At that time Parishioners had a right to seats in the ante-chapel of the College Chapel, but this soon became inadequate and there is evidence that the spiritual care of the townspeople was neglected. To remedy this situation a 'Chapel of Ease' was built in the High Street near the entrance to the present church, at the sole expense of the Revd William Hetherington, a member of the College. This church was consecrated on September 8th, 1769 and stood until 1819. At the same time College undertook to allow for the provision of a Minister to officiate. This little building soon became too small and in 1819 the Provost and Fellows re-built it on a larger scale.

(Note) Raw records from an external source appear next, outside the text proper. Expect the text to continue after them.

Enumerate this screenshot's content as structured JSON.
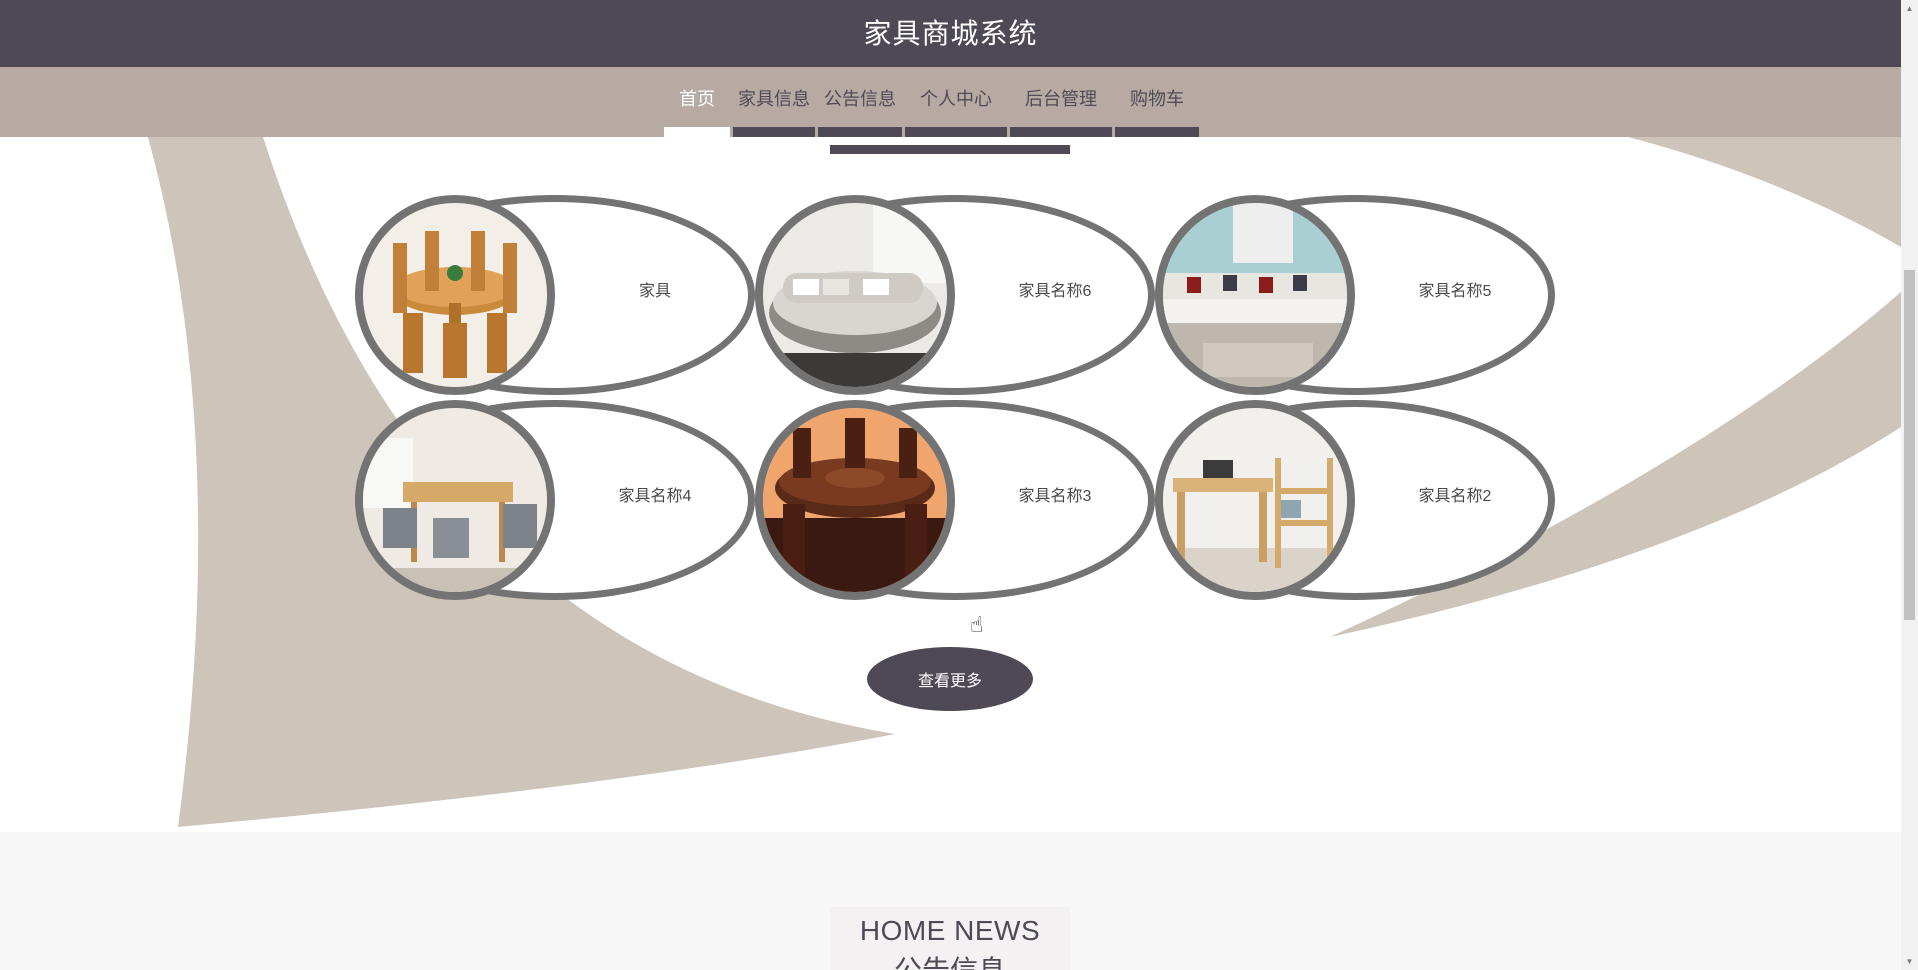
{
  "header": {
    "title": "家具商城系统"
  },
  "nav": {
    "items": [
      {
        "label": "首页",
        "active": true
      },
      {
        "label": "家具信息",
        "active": false
      },
      {
        "label": "公告信息",
        "active": false
      },
      {
        "label": "个人中心",
        "active": false
      },
      {
        "label": "后台管理",
        "active": false
      },
      {
        "label": "购物车",
        "active": false
      }
    ]
  },
  "furniture": {
    "items": [
      {
        "name": "家具",
        "image_icon": "round-dining-table-photo"
      },
      {
        "name": "家具名称6",
        "image_icon": "round-bed-photo"
      },
      {
        "name": "家具名称5",
        "image_icon": "sectional-sofa-photo"
      },
      {
        "name": "家具名称4",
        "image_icon": "dining-set-photo"
      },
      {
        "name": "家具名称3",
        "image_icon": "mahogany-table-photo"
      },
      {
        "name": "家具名称2",
        "image_icon": "desk-shelf-photo"
      }
    ],
    "more_label": "查看更多"
  },
  "news": {
    "title_en": "HOME NEWS",
    "title_cn": "公告信息"
  },
  "colors": {
    "header_bg": "#4e4955",
    "nav_bg": "#b6aaa2",
    "accent_shape": "#cdc4ba",
    "card_border": "#737373"
  }
}
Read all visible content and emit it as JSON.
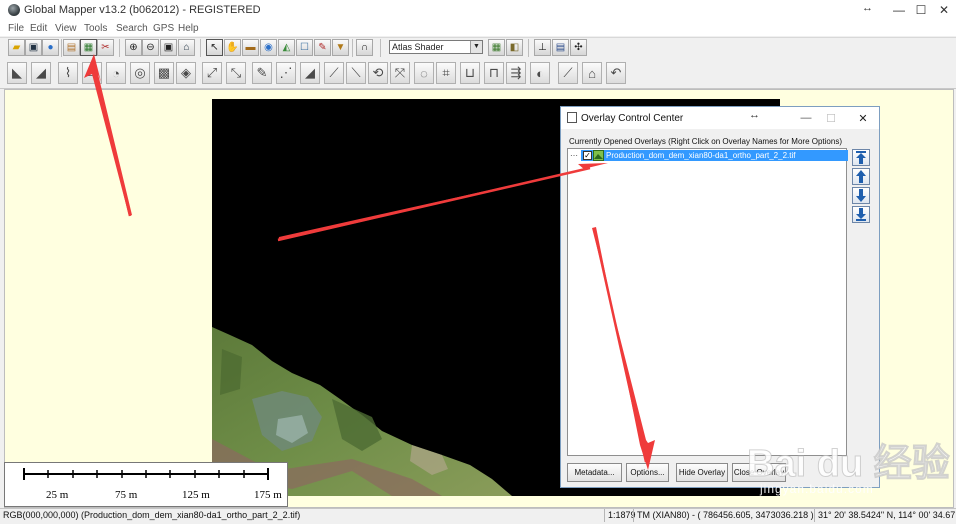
{
  "window": {
    "title": "Global Mapper v13.2 (b062012) - REGISTERED",
    "controls": [
      "—",
      "☐",
      "✕"
    ]
  },
  "menu": [
    "File",
    "Edit",
    "View",
    "Tools",
    "Search",
    "GPS",
    "Help"
  ],
  "toolbar": {
    "shader_value": "Atlas Shader",
    "row1_icons": [
      "open-folder-icon",
      "save-icon",
      "globe-icon",
      "map-book-icon",
      "overlay-control-center-icon",
      "tools-icon",
      "zoom-in-icon",
      "zoom-out-icon",
      "full-view-icon",
      "home-icon",
      "select-icon",
      "pan-icon",
      "measure-icon",
      "elevation-icon",
      "3d-view-icon",
      "shadow-icon",
      "digitize-icon",
      "feature-info-icon",
      "path-profile-icon",
      "lidar-icon",
      "view-shed-icon",
      "coordinates-icon",
      "query-icon",
      "gps-icon"
    ],
    "row2_icon_count": 30
  },
  "map": {
    "background_color": "#ffffe0",
    "scale_labels": [
      "25 m",
      "75 m",
      "125 m",
      "175 m"
    ]
  },
  "overlay_control_center": {
    "title": "Overlay Control Center",
    "caption": "Currently Opened Overlays (Right Click on Overlay Names for More Options)",
    "overlay_name": "Production_dom_dem_xian80-da1_ortho_part_2_2.tif",
    "overlay_checked": true,
    "buttons": {
      "metadata": "Metadata...",
      "options": "Options...",
      "hide_overlay": "Hide Overlay",
      "close_overlay": "Close Overlay"
    },
    "order_buttons": [
      "move-to-top-icon",
      "move-up-icon",
      "move-down-icon",
      "move-to-bottom-icon"
    ],
    "window_controls": [
      "—",
      "☐",
      "✕"
    ]
  },
  "status_bar": {
    "layer_info": "RGB(000,000,000) (Production_dom_dem_xian80-da1_ortho_part_2_2.tif)",
    "scale": "1:1879",
    "projection": "TM (XIAN80) - ( 786456.605, 3473036.218 )",
    "lat_lon": "31° 20' 38.5424\" N, 114° 00' 34.67"
  },
  "watermark": {
    "logo_text": "Bai du 经验",
    "sub_text": "jingyan.baidu.com"
  },
  "colors": {
    "selection": "#3399ff",
    "annotation_arrow": "#ef3b3b",
    "map_background": "#ffffe0"
  }
}
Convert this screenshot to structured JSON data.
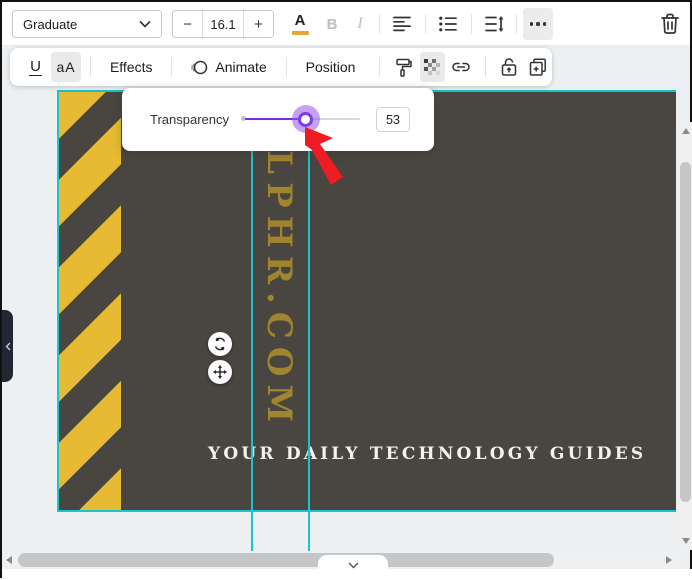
{
  "colors": {
    "accent-purple": "#7d2ae8",
    "cyan": "#18c4cd",
    "canvas-dark": "#494540",
    "stripe-yellow": "#e7ba33",
    "text-gold": "#a1842e",
    "cursor-red": "#ee1c23"
  },
  "toolbar": {
    "font_name": "Graduate",
    "font_size": "16.1",
    "decrease_label": "−",
    "increase_label": "+",
    "text_color_label": "A",
    "bold_label": "B",
    "italic_label": "I"
  },
  "toolbar2": {
    "underline_label": "U",
    "case_label": "aA",
    "effects_label": "Effects",
    "animate_label": "Animate",
    "position_label": "Position"
  },
  "popover": {
    "label": "Transparency",
    "value": "53"
  },
  "canvas": {
    "vertical_text": "ALPHR.COM",
    "tagline": "YOUR DAILY TECHNOLOGY GUIDES"
  }
}
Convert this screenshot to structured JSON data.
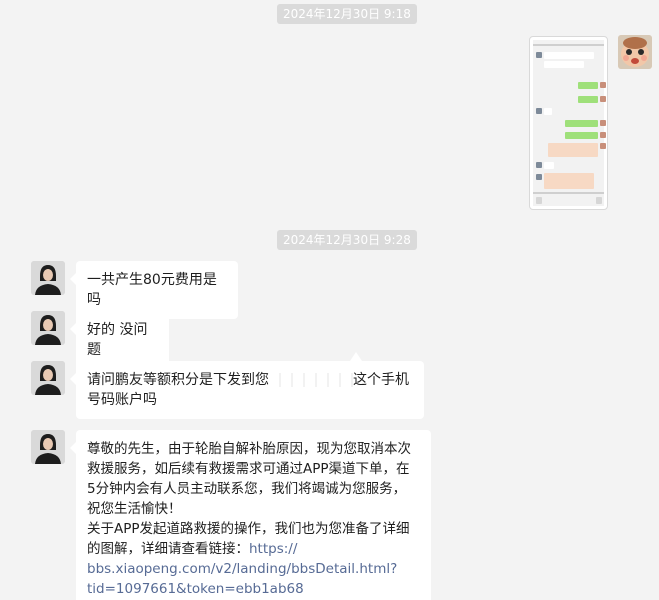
{
  "timestamps": {
    "first": "2024年12月30日 9:18",
    "second": "2024年12月30日 9:28"
  },
  "messages": {
    "m1": "一共产生80元费用是吗",
    "m2": "好的 没问题",
    "m3": {
      "before": "请问鹏友等额积分是下发到您",
      "after": "这个手机号码账户吗"
    },
    "m4": {
      "line1": "尊敬的先生，由于轮胎自解补胎原因，现为您取消本次",
      "line2": "救援服务，如后续有救援需求可通过APP渠道下单，在",
      "line3": "5分钟内会有人员主动联系您，我们将竭诚为您服务，",
      "line4": "祝您生活愉快！",
      "line5": "关于APP发起道路救援的操作，我们也为您准备了详细",
      "line6_text": "的图解，详细请查看链接：",
      "link_part1": "https://",
      "link_part2": "bbs.xiaopeng.com/v2/landing/bbsDetail.html?",
      "link_part3": "tid=1097661&token=ebb1ab68"
    }
  },
  "colors": {
    "background": "#f3f3f3",
    "bubble": "#ffffff",
    "timestamp_bg": "#dadada",
    "link": "#576b95"
  },
  "icons": {
    "sender_avatar": "avatar-woman-icon",
    "self_avatar": "avatar-baby-icon"
  }
}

This second Chapel of Ease stood right on the street, the Parish Watchman's box being against its east wall. It contained galleries and high pews which faced the pulpit at the west end, so that, except in the Communion service, the people turned their backs on the altar! Services were conducted by Chaplains of the College.

The middle years of the 19th Century witnessed a revival of church life generally. The foundation stone of the present building was laid on October 21st 1852 by Prince Albert. Queen Victoria and Prince Albert gave £100 towards its cost. The original church was large: its was 156ft long, the nave (now the College Sanatorium) being 103ft long; the roof was 66ft high; and the tower and the spire (now demolished) was 160ft high. The architect was Mr Benjamin Ferry and the building was built to accommodate 1100 people at the cost of £10,456.

In 1954 the spire was demolished and rebuilt as a tower. A number of pews were removed from the west end of the old church  and the space obtained used to build new vestries The church attendance suffered a serious decline at that time and the fabric needed a great deal of attention. The cumulative result was that the church was closed for public worship in 1981 and the building was offered for alternative use. Various schemes were considered but the problem of access was a severe limitation. Demolition was a distinct possibility. Eton College then came forward with a most imaginative proposal, which resulted in the form we see today. The nave completely modified to provide a sanatorium for the school, along with flats for masters and other College employees. The tower was converted to create accommodation for nursing staff. The original Sanctuary and Chancel have been split horizontally. On the ground floor is the Medical Centre for the town and on the first floor is the present church. This was re-dedicated for public worship on 13th September 1991 by the Bishop of Buckingham, the Rt Revd Simon Burrows.

Eton Church History